Alternative protein sources are a growing business area for Germany's number 1 poultry producer. The new division is now also included in the company's sustainability report, which the PHW Group has now published for the second time. By the end of the year, 90 percent of the poultry meat produced in Germany is to come from animal welfare programmes. The Privathof concept, which started in 2011 with 12 farms and has since been expanded to 32 farms, has developed well. Other programmes in which PHW is involved are Beter Leven, Gildehoen, Kip van Morgen, Donautal Premium and the Animal Welfare Initiative. The diversity of the offer enables consumers to make a conscious decision for a specific animal welfare concept.
"Meat consumption will change in the coming years," says Peter Wesjohann confidently. The Chairman of the Board of Directors of the PHW Group expects plant-based alternatives to become a permanent feature of the market in future and sees a very practical reason for this. "We will not be able to cover the growing global demand for protein with conventional meat production alone." It is therefore imperative to bring convincing herbal alternatives onto the market. Wesjohann is convinced that the consumption of meat will continue to play a significant role, but that there will be a coexistence of offers. The aim is to position itself more strongly as a supplier of high-quality protein products and "to develop supposedly competing business areas side by side" The core business area meat is to be promoted by further developing the conventional business and by increasing animal welfare concepts. At the same time, Wesjohann intends to expand the area of alternative protein sources. He sees the growth of the plant-based food sector not as a threat to the meat business, but as an opportunity.

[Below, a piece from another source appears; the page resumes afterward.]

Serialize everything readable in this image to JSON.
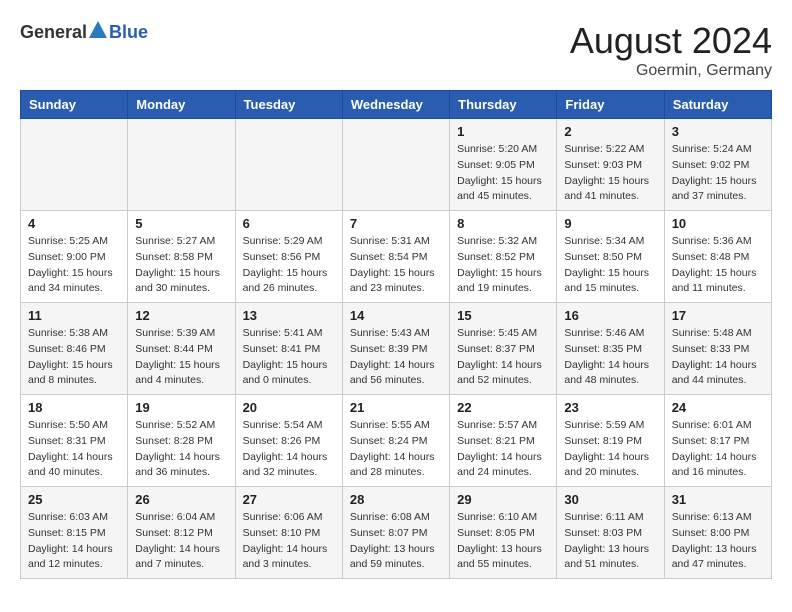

Insects as animal feed
The PHW Group also plans to break new ground in the protein supply of chickens and turkeys. In future, it intends to largely avoid the use of soya products. Instead, the use of insect proteins is seen as an alternative, explains Ralf Kenkel. The Managing Director of Mega-Tiernahrung, a poultry feed producer belonging to the Wiesenhof Group, is demanding that politicians approve the use of insect proteins as feed for pigs and poultry.
Kenkel is certain that PHW has taken a decisive step forward through its participation in the Enterra Feed Corporation. Further feeding studies are now necessary, he says, because the changed composition of the feed must be in line with animal health and thus also with animal welfare: "We cannot say today when exactly we will be able to replace soy in poultry feed with insect proteins. What is important for us is that we take this path now," says the mega-managing director.
Source: az, PHW